What is needed is every line of the material that contains "icon".

SOURCE MATERIAL:
_ _ _

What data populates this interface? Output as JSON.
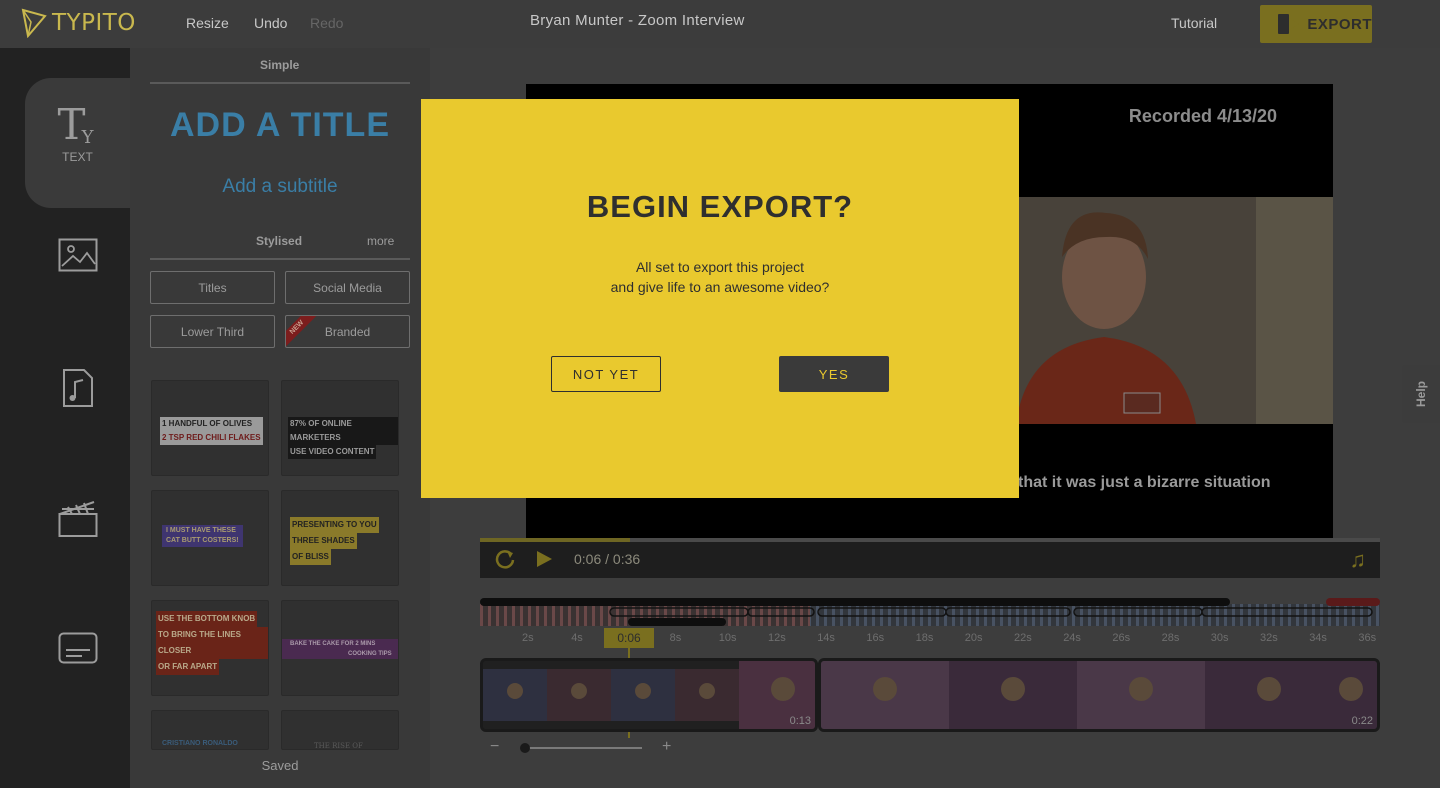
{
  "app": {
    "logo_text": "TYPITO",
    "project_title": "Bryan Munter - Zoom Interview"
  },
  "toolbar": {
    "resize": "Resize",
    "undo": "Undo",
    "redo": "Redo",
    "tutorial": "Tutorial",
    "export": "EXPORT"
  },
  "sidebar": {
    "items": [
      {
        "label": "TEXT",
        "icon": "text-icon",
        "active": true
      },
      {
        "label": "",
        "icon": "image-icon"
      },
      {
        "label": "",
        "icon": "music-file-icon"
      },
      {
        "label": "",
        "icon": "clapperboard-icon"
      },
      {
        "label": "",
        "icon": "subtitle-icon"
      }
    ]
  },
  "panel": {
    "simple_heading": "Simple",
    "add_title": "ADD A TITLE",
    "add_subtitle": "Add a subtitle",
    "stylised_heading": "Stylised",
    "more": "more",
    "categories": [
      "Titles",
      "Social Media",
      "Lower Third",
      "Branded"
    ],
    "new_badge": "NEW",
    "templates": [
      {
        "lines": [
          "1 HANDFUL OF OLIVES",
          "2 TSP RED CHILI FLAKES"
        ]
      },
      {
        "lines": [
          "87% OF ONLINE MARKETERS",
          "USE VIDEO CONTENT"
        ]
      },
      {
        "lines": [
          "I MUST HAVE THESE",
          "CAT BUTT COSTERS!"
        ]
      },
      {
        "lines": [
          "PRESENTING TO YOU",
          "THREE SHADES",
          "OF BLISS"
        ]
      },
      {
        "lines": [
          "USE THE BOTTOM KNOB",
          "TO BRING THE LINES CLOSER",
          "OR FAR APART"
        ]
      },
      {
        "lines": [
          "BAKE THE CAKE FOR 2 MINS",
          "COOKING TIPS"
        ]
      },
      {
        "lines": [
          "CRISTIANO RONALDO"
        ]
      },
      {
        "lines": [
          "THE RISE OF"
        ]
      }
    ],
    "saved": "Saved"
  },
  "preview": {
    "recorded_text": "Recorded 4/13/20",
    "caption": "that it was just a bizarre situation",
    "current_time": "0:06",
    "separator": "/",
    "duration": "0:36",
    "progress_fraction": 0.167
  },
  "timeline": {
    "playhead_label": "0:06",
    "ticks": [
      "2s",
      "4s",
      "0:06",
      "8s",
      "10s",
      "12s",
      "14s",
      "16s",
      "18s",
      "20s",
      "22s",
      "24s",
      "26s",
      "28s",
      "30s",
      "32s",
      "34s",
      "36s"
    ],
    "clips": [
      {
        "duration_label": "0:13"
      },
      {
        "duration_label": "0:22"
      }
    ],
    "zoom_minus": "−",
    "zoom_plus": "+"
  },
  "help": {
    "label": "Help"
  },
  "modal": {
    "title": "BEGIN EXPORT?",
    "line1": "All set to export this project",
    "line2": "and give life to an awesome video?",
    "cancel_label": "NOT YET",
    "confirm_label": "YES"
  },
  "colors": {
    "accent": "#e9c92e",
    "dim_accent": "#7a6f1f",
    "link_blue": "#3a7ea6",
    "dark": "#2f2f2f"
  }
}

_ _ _

ANSWER BELOW:
        "icon": "text-icon",
        "icon": "image-icon"
        "icon": "music-file-icon"
        "icon": "clapperboard-icon"
        "icon": "subtitle-icon"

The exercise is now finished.